Federal prosecutors are looking into whether lobbyist Barry Bennett was required to register as a foreign agent of Qatar while working as an unpaid adviser who reportedly launched a group called Yemen Crisis Watch. (Karl Evers-Hillstrom, The Hill)
A complaint was filed against former NFL running back Herschel Walker for allegedly spending money to support his candidacy for the U.S. Senate in Georgia before he filed official paperwork with the Federal Election Commission. (Doug Richards, 11Alive)
Oregon: A Multnomah County judge upheld the county’s new $500 campaign contribution limit as constitutional. (Sam Stites, Oregon Public Broadcasting)
Tennessee: Nashville Metro Councilmember Jonathan Hall is accused of failing to include required information, including donor identification, on campaign finance reports. (Jennifer Kraus, News Channel 5)

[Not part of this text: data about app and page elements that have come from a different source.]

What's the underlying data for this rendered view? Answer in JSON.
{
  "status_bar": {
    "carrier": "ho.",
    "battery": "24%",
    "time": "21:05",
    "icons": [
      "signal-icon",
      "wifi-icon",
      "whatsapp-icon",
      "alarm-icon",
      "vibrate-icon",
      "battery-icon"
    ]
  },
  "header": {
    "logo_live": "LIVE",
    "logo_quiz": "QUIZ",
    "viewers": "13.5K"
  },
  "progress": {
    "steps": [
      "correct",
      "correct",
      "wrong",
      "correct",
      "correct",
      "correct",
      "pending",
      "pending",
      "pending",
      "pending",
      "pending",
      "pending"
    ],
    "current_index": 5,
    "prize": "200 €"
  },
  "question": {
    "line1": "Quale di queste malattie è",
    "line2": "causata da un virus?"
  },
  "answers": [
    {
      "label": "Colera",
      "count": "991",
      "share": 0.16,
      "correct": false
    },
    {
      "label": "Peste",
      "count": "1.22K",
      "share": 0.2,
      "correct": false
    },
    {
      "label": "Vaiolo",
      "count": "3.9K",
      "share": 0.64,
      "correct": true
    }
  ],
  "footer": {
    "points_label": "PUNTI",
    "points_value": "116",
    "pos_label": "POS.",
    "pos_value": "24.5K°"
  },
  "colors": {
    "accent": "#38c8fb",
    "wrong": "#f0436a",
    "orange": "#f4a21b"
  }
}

Government Ethics & Transparency
To date, at least 16 Senate-confirmed officials in the Biden administration have received a waiver related to the White House’s ethics pledge or other conflict of interest laws. (Lachlan Markey, Axios)
Illinois: Governor Pritzker issued an “amendatory veto” to a recently passed ethics reform bill to clarify that the Executive Ethics Commission did not need advance approval for investigations, a power that was written into the bill as a “new” power. The legislature will now have a chance to approve or reject the governor’s changes. (Rachel Hinton, Chicago Sun-Times)

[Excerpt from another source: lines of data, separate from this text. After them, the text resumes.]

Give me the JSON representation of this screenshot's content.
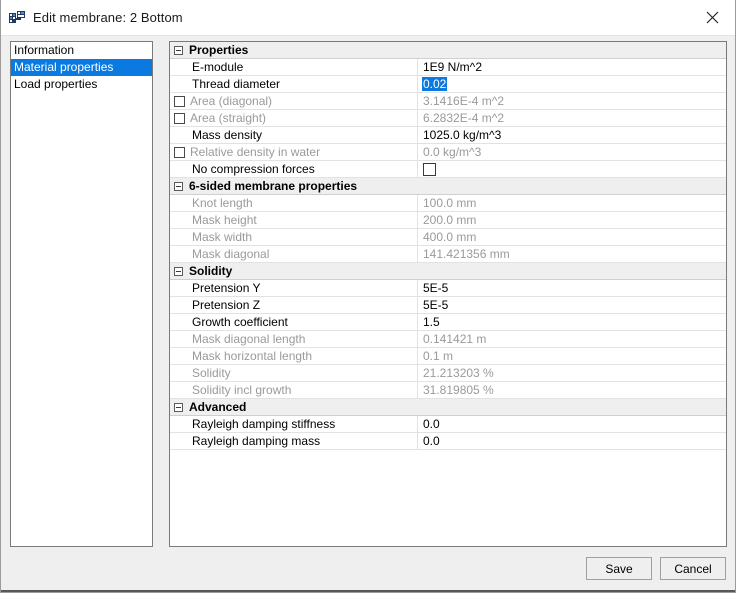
{
  "window": {
    "title": "Edit membrane: 2 Bottom",
    "icon": "membrane-app-icon",
    "close_icon": "close-icon"
  },
  "sidebar": {
    "items": [
      {
        "label": "Information",
        "selected": false
      },
      {
        "label": "Material properties",
        "selected": true
      },
      {
        "label": "Load properties",
        "selected": false
      }
    ]
  },
  "grid": {
    "sections": [
      {
        "title": "Properties",
        "rows": [
          {
            "label": "E-module",
            "value": "1E9 N/m^2",
            "dim": false,
            "checkbox": false,
            "value_checkbox": false,
            "editing": false
          },
          {
            "label": "Thread diameter",
            "value": "0.02",
            "dim": false,
            "checkbox": false,
            "value_checkbox": false,
            "editing": true
          },
          {
            "label": "Area (diagonal)",
            "value": "3.1416E-4 m^2",
            "dim": true,
            "checkbox": true,
            "value_checkbox": false,
            "editing": false
          },
          {
            "label": "Area (straight)",
            "value": "6.2832E-4 m^2",
            "dim": true,
            "checkbox": true,
            "value_checkbox": false,
            "editing": false
          },
          {
            "label": "Mass density",
            "value": "1025.0 kg/m^3",
            "dim": false,
            "checkbox": false,
            "value_checkbox": false,
            "editing": false
          },
          {
            "label": "Relative density in water",
            "value": "0.0 kg/m^3",
            "dim": true,
            "checkbox": true,
            "value_checkbox": false,
            "editing": false
          },
          {
            "label": "No compression forces",
            "value": "",
            "dim": false,
            "checkbox": false,
            "value_checkbox": true,
            "editing": false
          }
        ]
      },
      {
        "title": "6-sided membrane properties",
        "rows": [
          {
            "label": "Knot length",
            "value": "100.0 mm",
            "dim": true,
            "checkbox": false,
            "value_checkbox": false,
            "editing": false
          },
          {
            "label": "Mask height",
            "value": "200.0 mm",
            "dim": true,
            "checkbox": false,
            "value_checkbox": false,
            "editing": false
          },
          {
            "label": "Mask width",
            "value": "400.0 mm",
            "dim": true,
            "checkbox": false,
            "value_checkbox": false,
            "editing": false
          },
          {
            "label": "Mask diagonal",
            "value": "141.421356 mm",
            "dim": true,
            "checkbox": false,
            "value_checkbox": false,
            "editing": false
          }
        ]
      },
      {
        "title": "Solidity",
        "rows": [
          {
            "label": "Pretension Y",
            "value": "5E-5",
            "dim": false,
            "checkbox": false,
            "value_checkbox": false,
            "editing": false
          },
          {
            "label": "Pretension Z",
            "value": "5E-5",
            "dim": false,
            "checkbox": false,
            "value_checkbox": false,
            "editing": false
          },
          {
            "label": "Growth coefficient",
            "value": "1.5",
            "dim": false,
            "checkbox": false,
            "value_checkbox": false,
            "editing": false
          },
          {
            "label": "Mask diagonal length",
            "value": "0.141421 m",
            "dim": true,
            "checkbox": false,
            "value_checkbox": false,
            "editing": false
          },
          {
            "label": "Mask horizontal length",
            "value": "0.1 m",
            "dim": true,
            "checkbox": false,
            "value_checkbox": false,
            "editing": false
          },
          {
            "label": "Solidity",
            "value": "21.213203 %",
            "dim": true,
            "checkbox": false,
            "value_checkbox": false,
            "editing": false
          },
          {
            "label": "Solidity incl growth",
            "value": "31.819805 %",
            "dim": true,
            "checkbox": false,
            "value_checkbox": false,
            "editing": false
          }
        ]
      },
      {
        "title": "Advanced",
        "rows": [
          {
            "label": "Rayleigh damping stiffness",
            "value": "0.0",
            "dim": false,
            "checkbox": false,
            "value_checkbox": false,
            "editing": false
          },
          {
            "label": "Rayleigh damping mass",
            "value": "0.0",
            "dim": false,
            "checkbox": false,
            "value_checkbox": false,
            "editing": false
          }
        ]
      }
    ]
  },
  "footer": {
    "save_label": "Save",
    "cancel_label": "Cancel"
  },
  "colors": {
    "accent": "#0a7ae0",
    "section_bg": "#efefef",
    "dim_text": "#9a9a9a"
  }
}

Pennsylvania: The State Ethics Commission determined that Pittsburgh’s Superintendent of Public Schools, Anthony Hamlet, violated ethics rules by accepting honorariums for public appearances or speeches related to his public position. The Commission also concluded that Hamlet had submitted “negligent” travel reimbursement requests and was paid for days he did not work. (Associated Press)
Ballots & Voting
Georgia: The Eleventh Circuit Court of Appeals ruled that Georgia’s law requiring those who vote by mail to pay for their own postage is not an unconstitutional “poll tax,” but rather the payment for a service incidental to voting, such as a ride to the polls. (Carolina Bolado, Law 360)